As gold import surges to 66 tonnes in Nov, ED probes bankers' and traders' roleThe Enforcement Directorate is probing the involvement of bankers and bullion traders in the alleged conversion of black money into gold. Several recent reports suggested that black money hoarders could have made a beeline to
The Enforcement Directorate is probing the involvement of bankers and bullion traders in the alleged conversion of black money into gold.
Several recent reports suggested that black money hoarders could have made a beeline to convert their unaccounted wealth into purchase of gold, especially, post the note ban,
The investigative agency was alarmed over sharp spike in import of gold in November.
The ED collected nationwide data on gold imports in November 2016 which reveals total gold imports that month stood at 66,000 kg. Of this, 25,000 kg sold in Delhi, 15,000 kg in Ahmedabad, 7,300 kg in Hyderabad, 7,000kg in Chennai, 6,200 kg Bangalore, 2,550 kg in Kolkata and 1,250 kg in Mumbai, reports Times of India.
Data shows that of the total gold imported in Delhi, 7,300 kg was brought by Axis Bank alone. Gold can be imported into the country mostly through registered banks and private firms.
Recently in Delhi, two Axis Bank officials were arrested for aiding some people convert their scrapped currency into gold.
“In the four hours between the Prime Minister’s announcement and midnight on November 8, gold was selling in the informal markets at Rs 50,000 to 55,000 per 10 grams when the normal price is around Rs 30,000,”News18 reported quoting Ravi Singh, Research Head at SMC Commodities Trade.
Earlier, a Kalbadevi-based bullion trader who was raided told the ED that he sold 600 kg gold in November after demonetisation and produced documents to support his claim.
But the ED was not convinced, as it did not match the city's total gold imports in November. He was unable to produce gold purchase receipts, which raised suspicion.
Also around Rs 200 crore deposited into his account came from various shell companies. The trader claimed he sold them gold in exchange of money but was unable to provide customers' details. The ED also found he had shifted most of the money out of his account and it had only Rs 8 crore.
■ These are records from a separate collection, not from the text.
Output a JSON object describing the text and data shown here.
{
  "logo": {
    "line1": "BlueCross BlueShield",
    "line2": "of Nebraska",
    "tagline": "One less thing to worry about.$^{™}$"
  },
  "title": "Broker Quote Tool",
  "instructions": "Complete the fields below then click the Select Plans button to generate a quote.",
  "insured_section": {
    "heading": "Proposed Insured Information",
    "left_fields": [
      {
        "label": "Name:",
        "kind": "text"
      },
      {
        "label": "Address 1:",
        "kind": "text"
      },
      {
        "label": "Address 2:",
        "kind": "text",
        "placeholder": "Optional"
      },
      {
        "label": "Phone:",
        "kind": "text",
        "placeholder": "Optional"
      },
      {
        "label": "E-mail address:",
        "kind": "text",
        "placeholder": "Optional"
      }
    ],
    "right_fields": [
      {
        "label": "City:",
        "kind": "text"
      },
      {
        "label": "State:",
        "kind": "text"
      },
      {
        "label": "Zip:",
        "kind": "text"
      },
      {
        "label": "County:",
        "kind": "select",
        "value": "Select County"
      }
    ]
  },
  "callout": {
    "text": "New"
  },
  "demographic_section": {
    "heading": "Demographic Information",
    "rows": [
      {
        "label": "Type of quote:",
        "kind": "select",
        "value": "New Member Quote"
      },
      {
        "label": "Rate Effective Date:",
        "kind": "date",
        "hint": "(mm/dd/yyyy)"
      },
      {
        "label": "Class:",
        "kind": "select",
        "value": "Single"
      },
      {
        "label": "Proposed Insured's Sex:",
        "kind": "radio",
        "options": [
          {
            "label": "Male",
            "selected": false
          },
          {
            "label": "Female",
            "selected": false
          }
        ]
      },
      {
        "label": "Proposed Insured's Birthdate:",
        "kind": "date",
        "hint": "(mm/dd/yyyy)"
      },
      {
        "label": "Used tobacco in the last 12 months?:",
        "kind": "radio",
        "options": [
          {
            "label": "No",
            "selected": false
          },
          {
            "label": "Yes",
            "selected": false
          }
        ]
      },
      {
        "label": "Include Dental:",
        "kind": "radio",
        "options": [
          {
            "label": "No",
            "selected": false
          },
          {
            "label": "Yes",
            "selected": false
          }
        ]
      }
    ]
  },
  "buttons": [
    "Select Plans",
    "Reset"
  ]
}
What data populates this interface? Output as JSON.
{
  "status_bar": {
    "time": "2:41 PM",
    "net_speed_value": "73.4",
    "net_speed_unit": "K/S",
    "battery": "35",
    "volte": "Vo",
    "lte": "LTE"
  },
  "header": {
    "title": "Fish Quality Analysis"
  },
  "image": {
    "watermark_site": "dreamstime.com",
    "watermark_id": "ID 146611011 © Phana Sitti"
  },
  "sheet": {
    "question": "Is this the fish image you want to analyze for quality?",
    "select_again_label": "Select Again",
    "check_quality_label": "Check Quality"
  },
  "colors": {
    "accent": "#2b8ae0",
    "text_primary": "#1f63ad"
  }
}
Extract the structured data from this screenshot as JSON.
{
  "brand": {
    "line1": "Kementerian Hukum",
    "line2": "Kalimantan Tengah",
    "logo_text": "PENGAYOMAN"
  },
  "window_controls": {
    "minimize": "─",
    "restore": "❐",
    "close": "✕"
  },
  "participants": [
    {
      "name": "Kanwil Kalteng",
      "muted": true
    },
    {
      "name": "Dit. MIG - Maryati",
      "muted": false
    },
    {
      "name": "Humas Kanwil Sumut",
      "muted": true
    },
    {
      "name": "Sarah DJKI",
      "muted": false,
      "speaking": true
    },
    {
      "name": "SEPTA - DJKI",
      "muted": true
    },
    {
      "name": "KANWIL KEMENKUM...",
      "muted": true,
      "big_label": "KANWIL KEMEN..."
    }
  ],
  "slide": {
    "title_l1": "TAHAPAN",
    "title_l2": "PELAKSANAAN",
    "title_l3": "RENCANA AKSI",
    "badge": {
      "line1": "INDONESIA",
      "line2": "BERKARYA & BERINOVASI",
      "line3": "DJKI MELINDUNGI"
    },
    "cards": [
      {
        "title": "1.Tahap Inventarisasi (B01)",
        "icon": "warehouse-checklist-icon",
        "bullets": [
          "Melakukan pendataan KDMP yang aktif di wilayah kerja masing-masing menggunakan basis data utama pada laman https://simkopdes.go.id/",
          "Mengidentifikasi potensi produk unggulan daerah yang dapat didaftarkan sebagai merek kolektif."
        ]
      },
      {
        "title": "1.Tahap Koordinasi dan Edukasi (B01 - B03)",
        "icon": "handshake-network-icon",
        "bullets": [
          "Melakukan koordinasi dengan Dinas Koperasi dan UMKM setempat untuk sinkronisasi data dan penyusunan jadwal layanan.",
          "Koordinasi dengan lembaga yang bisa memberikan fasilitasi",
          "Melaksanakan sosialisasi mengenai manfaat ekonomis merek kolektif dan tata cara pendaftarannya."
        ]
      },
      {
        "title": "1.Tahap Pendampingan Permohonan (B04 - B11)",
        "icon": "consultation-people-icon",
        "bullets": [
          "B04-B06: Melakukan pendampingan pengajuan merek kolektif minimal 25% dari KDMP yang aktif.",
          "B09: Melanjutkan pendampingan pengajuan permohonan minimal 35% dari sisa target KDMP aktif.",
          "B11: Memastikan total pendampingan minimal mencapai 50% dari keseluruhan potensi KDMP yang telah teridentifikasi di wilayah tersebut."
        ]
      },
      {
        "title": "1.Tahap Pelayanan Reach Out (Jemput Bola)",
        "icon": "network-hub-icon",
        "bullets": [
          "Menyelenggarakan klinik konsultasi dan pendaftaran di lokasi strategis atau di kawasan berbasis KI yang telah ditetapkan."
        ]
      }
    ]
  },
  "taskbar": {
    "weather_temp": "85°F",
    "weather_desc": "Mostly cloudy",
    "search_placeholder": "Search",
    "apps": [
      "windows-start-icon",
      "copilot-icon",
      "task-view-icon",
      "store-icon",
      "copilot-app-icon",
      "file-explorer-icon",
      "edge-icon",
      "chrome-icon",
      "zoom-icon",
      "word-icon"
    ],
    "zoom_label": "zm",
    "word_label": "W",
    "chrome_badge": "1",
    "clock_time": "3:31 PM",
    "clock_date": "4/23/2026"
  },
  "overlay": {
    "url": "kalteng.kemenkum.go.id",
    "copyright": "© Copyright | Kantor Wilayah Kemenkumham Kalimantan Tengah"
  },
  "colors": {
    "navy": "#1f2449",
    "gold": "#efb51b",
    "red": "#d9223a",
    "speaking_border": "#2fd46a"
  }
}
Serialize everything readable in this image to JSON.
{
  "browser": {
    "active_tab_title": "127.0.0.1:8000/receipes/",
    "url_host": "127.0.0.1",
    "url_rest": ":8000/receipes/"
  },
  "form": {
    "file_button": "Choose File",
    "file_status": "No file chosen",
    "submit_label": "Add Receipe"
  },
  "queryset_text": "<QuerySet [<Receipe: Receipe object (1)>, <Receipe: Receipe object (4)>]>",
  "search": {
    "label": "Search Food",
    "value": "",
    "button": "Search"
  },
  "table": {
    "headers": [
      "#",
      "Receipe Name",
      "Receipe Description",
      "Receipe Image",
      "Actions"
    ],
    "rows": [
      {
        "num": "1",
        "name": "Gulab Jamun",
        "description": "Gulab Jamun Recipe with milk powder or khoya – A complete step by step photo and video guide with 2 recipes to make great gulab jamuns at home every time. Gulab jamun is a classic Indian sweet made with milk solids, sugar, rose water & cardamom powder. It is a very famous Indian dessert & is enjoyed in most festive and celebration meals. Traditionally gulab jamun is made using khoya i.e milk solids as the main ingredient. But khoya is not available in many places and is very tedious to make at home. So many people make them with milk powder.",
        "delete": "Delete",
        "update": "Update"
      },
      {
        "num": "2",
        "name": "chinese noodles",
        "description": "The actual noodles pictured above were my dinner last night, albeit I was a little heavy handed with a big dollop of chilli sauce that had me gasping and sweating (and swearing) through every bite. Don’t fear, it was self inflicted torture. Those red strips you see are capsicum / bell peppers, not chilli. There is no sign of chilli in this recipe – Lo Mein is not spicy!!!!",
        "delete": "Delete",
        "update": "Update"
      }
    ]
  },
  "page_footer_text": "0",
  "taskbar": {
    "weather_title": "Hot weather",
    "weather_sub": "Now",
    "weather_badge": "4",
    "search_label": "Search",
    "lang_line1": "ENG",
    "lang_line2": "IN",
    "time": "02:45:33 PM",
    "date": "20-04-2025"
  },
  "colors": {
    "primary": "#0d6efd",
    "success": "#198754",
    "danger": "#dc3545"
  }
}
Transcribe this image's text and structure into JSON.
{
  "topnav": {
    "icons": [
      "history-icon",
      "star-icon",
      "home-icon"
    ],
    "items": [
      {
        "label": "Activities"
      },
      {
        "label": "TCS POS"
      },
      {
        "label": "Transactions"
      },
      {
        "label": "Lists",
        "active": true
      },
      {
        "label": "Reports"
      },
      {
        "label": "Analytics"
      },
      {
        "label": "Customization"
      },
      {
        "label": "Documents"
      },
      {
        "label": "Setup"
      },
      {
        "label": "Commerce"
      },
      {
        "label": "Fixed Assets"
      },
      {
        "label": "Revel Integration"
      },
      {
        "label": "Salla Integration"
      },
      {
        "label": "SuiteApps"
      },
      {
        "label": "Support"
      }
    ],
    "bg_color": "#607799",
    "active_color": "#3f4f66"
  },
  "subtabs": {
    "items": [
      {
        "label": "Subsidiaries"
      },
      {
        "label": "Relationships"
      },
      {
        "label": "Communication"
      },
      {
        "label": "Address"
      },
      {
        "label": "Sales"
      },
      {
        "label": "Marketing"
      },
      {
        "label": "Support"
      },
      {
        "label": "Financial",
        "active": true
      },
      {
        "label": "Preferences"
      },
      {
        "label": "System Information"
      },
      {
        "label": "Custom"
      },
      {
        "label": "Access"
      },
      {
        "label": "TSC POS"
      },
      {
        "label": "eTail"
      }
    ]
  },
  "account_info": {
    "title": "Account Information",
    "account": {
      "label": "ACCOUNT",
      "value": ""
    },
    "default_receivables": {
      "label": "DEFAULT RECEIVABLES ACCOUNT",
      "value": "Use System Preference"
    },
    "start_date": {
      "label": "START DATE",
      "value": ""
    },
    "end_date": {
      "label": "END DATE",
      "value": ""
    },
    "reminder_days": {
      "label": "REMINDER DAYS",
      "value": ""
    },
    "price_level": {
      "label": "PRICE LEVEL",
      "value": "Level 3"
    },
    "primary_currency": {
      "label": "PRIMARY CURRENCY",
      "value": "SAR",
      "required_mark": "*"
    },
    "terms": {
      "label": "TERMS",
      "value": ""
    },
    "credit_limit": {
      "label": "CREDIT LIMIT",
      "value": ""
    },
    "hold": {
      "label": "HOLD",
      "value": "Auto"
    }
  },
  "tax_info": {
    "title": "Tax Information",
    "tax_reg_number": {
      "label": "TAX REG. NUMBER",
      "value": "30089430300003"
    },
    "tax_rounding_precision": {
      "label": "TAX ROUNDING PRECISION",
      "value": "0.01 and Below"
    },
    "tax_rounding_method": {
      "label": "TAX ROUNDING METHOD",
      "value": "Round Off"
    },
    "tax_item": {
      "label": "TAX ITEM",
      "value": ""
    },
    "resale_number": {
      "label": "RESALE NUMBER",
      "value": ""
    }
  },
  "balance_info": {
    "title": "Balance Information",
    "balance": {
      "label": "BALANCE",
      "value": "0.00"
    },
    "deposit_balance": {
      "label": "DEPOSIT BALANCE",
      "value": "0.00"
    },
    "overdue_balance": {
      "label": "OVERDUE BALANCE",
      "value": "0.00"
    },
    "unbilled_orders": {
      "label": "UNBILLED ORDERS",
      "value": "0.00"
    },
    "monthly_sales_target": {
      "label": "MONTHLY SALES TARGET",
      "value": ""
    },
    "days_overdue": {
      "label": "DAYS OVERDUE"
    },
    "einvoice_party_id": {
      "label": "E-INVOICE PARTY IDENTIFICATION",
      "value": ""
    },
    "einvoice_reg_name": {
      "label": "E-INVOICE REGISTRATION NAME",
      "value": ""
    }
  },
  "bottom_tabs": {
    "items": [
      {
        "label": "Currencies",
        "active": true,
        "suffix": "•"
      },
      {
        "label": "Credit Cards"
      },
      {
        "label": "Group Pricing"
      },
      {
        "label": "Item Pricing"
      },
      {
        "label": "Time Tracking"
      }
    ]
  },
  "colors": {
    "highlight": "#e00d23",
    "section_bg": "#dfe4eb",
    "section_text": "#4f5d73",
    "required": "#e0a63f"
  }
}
Officials suspect that bullion traders had bought less gold from institutions but forged records to show increased sales. The ED also suspects that bullion traders collected a large chunk of unaccounted demonetised currency at a huge discount.